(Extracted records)
▶

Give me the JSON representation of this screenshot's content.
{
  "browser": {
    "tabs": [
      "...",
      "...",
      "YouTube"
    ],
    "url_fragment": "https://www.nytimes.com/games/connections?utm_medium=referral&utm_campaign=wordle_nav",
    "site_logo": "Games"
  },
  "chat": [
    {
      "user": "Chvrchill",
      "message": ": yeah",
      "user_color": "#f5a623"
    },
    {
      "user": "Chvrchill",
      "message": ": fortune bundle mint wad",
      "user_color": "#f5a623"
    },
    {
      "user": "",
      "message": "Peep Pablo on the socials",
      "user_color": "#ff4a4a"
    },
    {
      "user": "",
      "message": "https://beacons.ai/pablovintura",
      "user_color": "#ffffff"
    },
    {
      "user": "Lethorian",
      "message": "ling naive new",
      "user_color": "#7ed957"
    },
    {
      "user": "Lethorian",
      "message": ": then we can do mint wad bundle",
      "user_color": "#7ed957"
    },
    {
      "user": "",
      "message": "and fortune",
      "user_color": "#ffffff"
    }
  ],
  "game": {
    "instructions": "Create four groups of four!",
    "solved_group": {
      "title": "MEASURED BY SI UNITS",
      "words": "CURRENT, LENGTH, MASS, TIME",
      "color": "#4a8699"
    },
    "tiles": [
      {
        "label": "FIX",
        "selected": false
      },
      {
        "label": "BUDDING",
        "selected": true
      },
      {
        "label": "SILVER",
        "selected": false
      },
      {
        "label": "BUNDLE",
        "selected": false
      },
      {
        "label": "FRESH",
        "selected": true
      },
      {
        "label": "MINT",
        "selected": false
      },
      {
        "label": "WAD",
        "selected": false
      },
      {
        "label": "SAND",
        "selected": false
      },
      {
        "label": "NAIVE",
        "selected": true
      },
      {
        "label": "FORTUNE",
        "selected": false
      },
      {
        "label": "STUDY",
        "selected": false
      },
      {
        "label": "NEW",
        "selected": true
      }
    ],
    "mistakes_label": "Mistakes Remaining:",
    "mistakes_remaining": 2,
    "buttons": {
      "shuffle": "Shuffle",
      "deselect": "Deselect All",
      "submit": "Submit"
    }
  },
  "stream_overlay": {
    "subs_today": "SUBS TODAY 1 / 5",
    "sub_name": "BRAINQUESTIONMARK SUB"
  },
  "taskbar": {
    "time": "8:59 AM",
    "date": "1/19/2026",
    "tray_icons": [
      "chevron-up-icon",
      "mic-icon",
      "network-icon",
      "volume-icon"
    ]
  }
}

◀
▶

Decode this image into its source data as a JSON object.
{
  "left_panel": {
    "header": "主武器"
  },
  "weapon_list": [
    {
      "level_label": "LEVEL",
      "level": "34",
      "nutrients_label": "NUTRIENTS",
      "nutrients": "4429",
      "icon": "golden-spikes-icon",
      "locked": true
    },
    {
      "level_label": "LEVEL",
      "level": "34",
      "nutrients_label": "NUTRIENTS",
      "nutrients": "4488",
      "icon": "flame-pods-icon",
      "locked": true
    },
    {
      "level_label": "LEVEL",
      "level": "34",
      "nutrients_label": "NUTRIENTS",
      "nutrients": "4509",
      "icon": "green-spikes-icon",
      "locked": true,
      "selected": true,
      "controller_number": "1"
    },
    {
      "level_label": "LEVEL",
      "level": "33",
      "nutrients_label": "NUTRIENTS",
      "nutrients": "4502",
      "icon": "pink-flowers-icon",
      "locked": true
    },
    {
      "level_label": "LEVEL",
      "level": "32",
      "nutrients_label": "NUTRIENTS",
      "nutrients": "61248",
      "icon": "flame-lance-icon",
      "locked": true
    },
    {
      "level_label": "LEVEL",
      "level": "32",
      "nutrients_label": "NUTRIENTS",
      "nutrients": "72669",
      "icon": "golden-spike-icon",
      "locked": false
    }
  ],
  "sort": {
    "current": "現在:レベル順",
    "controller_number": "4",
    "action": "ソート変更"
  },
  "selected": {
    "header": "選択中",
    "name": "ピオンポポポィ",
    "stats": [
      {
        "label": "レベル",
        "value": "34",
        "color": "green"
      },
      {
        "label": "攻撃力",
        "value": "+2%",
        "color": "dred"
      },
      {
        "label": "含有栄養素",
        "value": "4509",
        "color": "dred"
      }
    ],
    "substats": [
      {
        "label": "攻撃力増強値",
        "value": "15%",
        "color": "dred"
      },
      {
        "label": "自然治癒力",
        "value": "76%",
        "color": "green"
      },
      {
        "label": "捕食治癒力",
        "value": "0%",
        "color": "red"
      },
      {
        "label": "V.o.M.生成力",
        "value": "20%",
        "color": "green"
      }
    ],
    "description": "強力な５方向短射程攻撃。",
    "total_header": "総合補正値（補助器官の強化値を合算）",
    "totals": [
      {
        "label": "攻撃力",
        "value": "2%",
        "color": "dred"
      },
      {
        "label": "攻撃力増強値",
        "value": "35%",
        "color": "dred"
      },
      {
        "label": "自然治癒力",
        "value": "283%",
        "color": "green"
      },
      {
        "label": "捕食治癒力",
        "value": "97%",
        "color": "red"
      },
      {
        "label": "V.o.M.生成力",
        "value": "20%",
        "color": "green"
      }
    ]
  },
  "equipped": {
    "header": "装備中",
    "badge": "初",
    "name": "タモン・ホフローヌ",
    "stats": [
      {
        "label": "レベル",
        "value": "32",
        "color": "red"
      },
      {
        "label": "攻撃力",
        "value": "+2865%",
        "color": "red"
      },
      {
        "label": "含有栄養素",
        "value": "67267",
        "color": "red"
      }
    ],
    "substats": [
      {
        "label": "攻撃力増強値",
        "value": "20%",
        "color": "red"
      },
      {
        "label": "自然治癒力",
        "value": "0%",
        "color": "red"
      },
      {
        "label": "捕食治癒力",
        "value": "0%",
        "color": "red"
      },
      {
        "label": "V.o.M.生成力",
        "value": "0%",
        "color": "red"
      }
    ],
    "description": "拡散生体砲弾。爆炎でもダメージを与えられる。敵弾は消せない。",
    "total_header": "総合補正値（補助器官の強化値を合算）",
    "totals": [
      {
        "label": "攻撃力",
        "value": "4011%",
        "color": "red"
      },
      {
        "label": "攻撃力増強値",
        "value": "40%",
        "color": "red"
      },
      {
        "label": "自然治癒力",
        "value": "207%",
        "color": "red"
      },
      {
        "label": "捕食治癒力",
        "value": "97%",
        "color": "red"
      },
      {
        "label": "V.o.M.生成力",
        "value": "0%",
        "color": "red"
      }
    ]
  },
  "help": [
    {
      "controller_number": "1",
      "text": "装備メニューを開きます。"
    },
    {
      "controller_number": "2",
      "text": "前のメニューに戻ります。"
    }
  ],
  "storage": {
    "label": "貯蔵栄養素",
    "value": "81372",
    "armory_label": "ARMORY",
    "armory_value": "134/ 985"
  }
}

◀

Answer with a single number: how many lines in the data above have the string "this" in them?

2